(Data about app and page elements)
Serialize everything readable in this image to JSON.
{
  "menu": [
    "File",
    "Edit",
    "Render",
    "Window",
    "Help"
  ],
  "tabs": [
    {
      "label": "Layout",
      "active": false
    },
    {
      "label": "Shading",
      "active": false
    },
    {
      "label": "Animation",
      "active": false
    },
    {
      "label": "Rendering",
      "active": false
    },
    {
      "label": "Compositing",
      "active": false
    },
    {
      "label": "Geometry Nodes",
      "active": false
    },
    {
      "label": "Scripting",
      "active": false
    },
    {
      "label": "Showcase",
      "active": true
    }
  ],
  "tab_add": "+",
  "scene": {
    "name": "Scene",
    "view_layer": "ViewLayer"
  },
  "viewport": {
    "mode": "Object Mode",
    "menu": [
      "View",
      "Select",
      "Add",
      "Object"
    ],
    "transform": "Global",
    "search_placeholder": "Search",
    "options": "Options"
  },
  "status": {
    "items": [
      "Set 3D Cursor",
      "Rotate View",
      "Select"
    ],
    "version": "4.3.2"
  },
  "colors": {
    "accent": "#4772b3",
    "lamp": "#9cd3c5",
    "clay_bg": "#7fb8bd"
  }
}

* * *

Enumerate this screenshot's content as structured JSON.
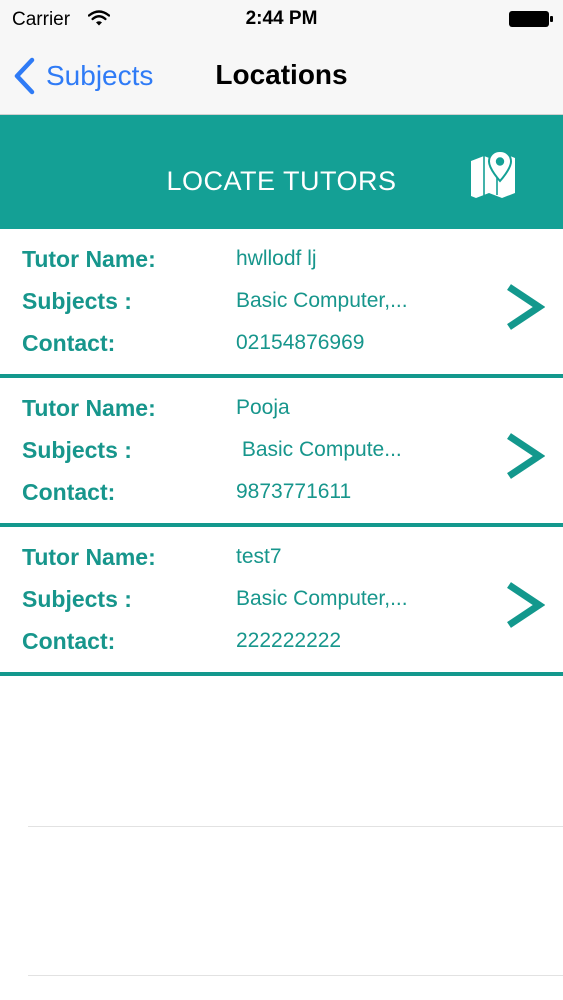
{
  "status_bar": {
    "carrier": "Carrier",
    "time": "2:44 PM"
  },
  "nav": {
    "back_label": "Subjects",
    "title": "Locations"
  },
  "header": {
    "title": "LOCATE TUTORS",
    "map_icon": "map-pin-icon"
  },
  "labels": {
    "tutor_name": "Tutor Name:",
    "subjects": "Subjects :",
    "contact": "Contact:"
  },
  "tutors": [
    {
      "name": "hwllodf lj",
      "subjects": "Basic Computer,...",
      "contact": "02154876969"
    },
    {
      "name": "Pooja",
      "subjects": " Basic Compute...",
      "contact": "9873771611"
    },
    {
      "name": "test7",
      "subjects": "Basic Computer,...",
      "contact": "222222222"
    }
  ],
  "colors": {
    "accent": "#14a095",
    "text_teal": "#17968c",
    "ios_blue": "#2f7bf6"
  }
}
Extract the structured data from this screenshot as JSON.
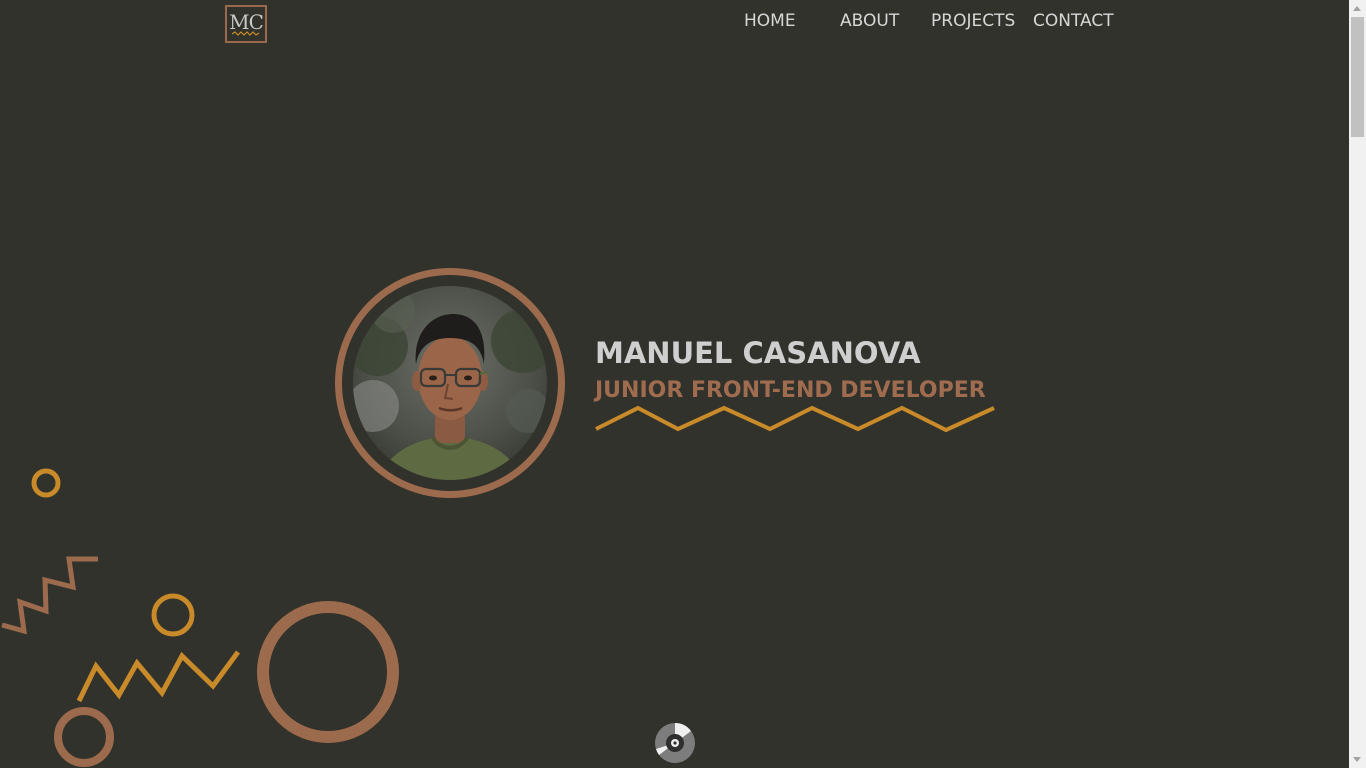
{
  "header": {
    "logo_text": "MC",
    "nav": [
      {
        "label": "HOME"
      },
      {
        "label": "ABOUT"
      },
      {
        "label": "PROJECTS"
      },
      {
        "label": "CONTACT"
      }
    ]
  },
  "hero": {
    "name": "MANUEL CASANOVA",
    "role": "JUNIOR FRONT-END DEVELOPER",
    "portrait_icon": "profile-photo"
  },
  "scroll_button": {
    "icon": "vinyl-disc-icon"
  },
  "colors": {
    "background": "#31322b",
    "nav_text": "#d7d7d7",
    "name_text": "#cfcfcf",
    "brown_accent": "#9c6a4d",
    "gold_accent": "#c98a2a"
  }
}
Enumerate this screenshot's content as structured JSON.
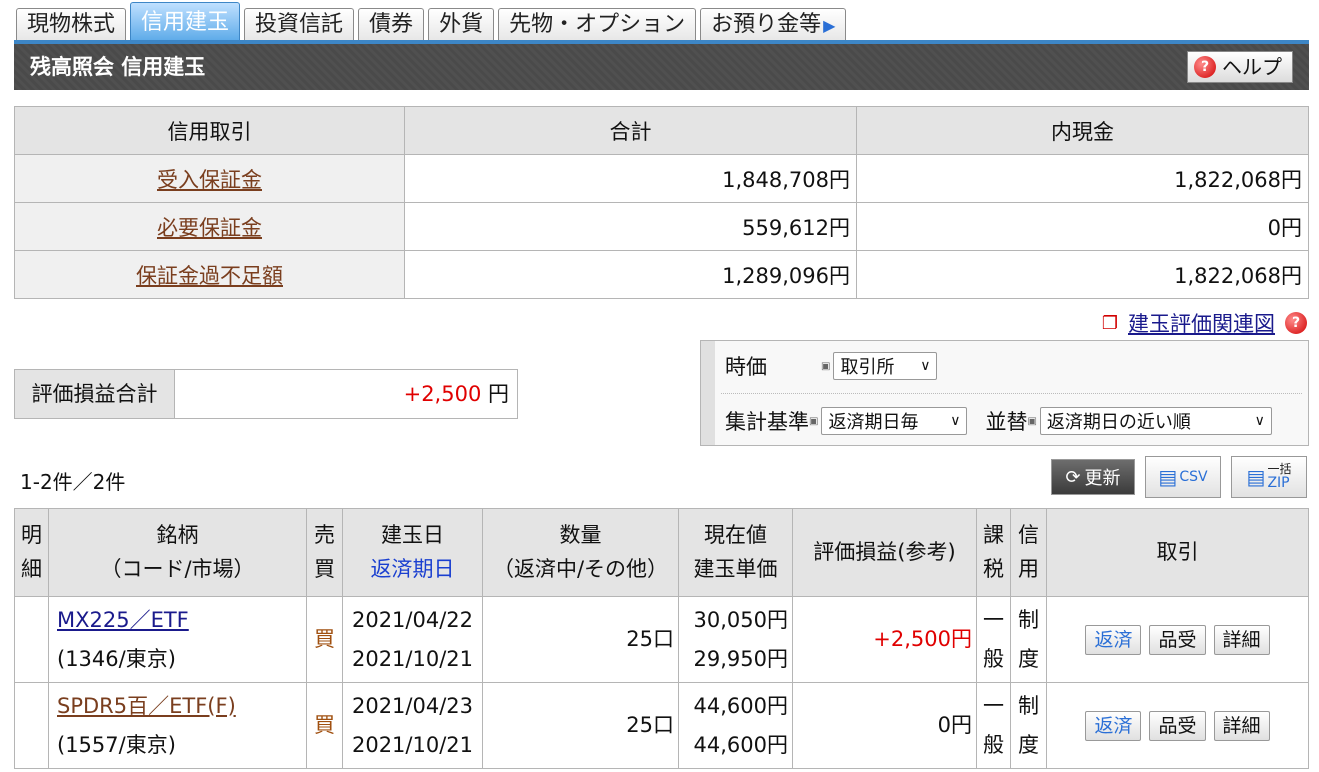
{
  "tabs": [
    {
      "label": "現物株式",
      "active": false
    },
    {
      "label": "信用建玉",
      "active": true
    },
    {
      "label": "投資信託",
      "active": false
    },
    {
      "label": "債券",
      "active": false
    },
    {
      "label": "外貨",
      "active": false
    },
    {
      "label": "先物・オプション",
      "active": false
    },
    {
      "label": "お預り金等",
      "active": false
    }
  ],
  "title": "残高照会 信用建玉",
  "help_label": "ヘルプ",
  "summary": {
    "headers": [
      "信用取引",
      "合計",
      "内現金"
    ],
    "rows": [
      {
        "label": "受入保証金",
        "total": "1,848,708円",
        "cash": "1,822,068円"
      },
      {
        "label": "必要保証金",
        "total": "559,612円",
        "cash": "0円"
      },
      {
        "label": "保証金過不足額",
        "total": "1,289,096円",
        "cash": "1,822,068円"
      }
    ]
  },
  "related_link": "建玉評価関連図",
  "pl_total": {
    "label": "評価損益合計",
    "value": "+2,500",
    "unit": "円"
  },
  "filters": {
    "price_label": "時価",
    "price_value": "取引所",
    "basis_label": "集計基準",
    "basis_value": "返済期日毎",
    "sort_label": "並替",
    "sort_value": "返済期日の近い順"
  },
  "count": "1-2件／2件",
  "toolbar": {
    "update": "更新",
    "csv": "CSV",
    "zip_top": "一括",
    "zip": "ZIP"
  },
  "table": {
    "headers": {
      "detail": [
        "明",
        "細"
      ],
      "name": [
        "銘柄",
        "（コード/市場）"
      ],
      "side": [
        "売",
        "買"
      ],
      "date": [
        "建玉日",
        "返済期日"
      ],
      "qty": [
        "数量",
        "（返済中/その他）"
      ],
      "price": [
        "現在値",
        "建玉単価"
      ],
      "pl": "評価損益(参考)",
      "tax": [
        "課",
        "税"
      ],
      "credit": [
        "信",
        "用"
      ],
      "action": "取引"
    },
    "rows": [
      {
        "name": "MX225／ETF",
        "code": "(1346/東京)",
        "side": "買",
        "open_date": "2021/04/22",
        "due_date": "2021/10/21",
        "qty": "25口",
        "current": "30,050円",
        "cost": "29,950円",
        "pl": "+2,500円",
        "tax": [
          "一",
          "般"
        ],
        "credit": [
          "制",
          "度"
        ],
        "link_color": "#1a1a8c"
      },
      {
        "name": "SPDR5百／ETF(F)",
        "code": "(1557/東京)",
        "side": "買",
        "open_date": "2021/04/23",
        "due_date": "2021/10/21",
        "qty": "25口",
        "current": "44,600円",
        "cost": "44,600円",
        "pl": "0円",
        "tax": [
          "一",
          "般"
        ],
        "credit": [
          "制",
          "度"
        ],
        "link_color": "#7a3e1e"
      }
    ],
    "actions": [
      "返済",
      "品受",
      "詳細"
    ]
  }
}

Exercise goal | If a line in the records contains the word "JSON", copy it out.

Response |
Serialize everything readable in this image to JSON.
Enumerate this screenshot's content as structured JSON.
Extract the structured data from this screenshot as JSON.
Enumerate this screenshot's content as structured JSON.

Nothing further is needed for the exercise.